U.K. efforts to police online porn isn't going so well. Delay after delay, the porn verification system is slated to go into effect later this year. Anyone over 18 must obtain proof that they're old enough to access online porn. What's the catch? "The British government isn’t operating the system itself. Instead, it’s being outsourced to private companies, which can sell their own age verification technology to porn sites." Hoo-boy. If this is the first time you're hearing of this, buckle up. This AP dispatch has a good rundown of just how bad it is.
Google was forced to respond to a report this week by Belgian broadcaster, which revealed contractors had access to Google Assistant user recordings — similar to the situation with Amazon's Echo. Google said in its blog post that language experts "only review around 0.2 percent of all audio snippets." Assuming users collectively ask their devices a billion requests per year, that's still two million recordings.
About the Author
Cameron is a UK InfoSec veteran and an experienced innovation strategist. He speaks regularly at conferences and industry events about commercial strategy, ecosystem creation and business design. In 2009, he helped found the cyber security startup Vacta Ltd, which was integrated into the ECS Group in 2012. Cameron has successfully implemented innovation programs for several multinational defence, logistics, automotive manufacturers and financial service providers. He previously established the highly successful Berlin Studio for Idean (now part of the CapGemini Invent Group), specialising in service and ecosystem design for autonomous automotive. More recently, Cameron led the team delivering LORCA, the new 13.5M London cyber innovation centre, for Plexal in association with Deloitte, CSIT Belfast and the UK Department for Culture Media and Sport. Cameron advises Casta Spes Technologies, an AI driven robotics startup tackling the challenge of physical perimeter security.

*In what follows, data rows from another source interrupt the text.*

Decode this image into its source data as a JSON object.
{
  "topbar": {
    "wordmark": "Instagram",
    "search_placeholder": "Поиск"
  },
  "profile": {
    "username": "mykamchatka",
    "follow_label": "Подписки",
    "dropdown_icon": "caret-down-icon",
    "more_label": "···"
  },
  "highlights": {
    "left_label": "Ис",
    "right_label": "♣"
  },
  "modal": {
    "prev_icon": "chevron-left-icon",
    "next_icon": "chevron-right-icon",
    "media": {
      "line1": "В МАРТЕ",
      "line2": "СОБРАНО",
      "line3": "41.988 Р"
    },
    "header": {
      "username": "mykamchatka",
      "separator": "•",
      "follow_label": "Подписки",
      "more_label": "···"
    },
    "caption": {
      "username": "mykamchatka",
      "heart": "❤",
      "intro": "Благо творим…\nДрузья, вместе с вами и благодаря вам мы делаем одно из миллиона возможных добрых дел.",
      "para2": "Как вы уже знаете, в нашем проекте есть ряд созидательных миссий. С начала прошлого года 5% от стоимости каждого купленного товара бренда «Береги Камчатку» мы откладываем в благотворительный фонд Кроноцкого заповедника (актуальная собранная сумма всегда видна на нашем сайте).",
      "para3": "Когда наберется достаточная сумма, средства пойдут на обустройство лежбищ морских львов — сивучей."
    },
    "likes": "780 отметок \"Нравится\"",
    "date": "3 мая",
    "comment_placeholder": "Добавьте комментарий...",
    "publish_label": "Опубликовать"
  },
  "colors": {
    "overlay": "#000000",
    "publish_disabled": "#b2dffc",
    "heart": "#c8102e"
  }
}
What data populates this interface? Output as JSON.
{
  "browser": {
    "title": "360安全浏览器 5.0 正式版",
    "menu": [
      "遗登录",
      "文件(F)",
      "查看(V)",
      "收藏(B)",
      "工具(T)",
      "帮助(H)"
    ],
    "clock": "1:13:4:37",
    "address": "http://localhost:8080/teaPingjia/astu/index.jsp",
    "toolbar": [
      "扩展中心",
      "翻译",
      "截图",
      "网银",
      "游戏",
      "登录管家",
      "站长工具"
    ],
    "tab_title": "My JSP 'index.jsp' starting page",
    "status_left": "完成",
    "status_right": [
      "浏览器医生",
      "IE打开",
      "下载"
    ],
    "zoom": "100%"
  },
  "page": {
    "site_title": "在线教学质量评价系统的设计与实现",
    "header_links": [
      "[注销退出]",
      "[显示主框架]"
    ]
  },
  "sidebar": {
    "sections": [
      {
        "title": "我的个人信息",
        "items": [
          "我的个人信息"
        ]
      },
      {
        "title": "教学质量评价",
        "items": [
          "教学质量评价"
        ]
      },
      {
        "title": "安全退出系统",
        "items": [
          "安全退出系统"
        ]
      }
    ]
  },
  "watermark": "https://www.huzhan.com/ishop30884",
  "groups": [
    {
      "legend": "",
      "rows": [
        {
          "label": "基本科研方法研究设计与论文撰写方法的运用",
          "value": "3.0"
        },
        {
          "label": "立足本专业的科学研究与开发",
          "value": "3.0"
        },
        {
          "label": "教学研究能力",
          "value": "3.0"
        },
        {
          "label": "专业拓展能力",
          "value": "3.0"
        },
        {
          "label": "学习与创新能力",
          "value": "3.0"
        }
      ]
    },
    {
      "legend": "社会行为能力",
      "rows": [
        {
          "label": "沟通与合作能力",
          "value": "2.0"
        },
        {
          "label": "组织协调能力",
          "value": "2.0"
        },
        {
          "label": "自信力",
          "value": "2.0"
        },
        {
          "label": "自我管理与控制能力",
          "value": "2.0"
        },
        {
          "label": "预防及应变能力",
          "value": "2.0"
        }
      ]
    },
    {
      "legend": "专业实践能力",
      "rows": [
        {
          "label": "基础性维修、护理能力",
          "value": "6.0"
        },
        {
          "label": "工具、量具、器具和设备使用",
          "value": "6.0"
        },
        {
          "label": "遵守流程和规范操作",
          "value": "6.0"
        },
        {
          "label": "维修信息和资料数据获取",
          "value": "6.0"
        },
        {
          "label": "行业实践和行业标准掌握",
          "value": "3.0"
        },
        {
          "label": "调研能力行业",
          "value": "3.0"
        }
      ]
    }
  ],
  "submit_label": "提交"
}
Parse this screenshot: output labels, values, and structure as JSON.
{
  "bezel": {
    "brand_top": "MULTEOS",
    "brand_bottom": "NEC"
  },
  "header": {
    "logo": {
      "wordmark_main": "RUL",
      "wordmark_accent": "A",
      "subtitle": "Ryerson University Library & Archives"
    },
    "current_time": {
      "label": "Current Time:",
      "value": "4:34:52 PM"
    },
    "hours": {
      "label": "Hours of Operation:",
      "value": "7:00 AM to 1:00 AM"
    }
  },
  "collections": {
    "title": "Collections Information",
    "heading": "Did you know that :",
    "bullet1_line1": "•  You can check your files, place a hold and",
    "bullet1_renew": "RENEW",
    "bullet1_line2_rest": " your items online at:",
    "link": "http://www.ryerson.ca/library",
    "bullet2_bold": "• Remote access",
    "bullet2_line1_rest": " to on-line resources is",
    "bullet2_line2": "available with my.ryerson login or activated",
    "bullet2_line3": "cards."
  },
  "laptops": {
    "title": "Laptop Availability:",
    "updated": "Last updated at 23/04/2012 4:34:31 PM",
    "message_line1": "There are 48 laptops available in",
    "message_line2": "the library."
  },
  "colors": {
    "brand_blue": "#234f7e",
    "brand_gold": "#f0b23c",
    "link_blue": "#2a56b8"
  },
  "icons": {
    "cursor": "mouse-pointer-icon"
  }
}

The article has been originally published at: https://www.linkedin.com/pulse/chb-cybersecurity-briefing-150719-cameron-hunter-bell/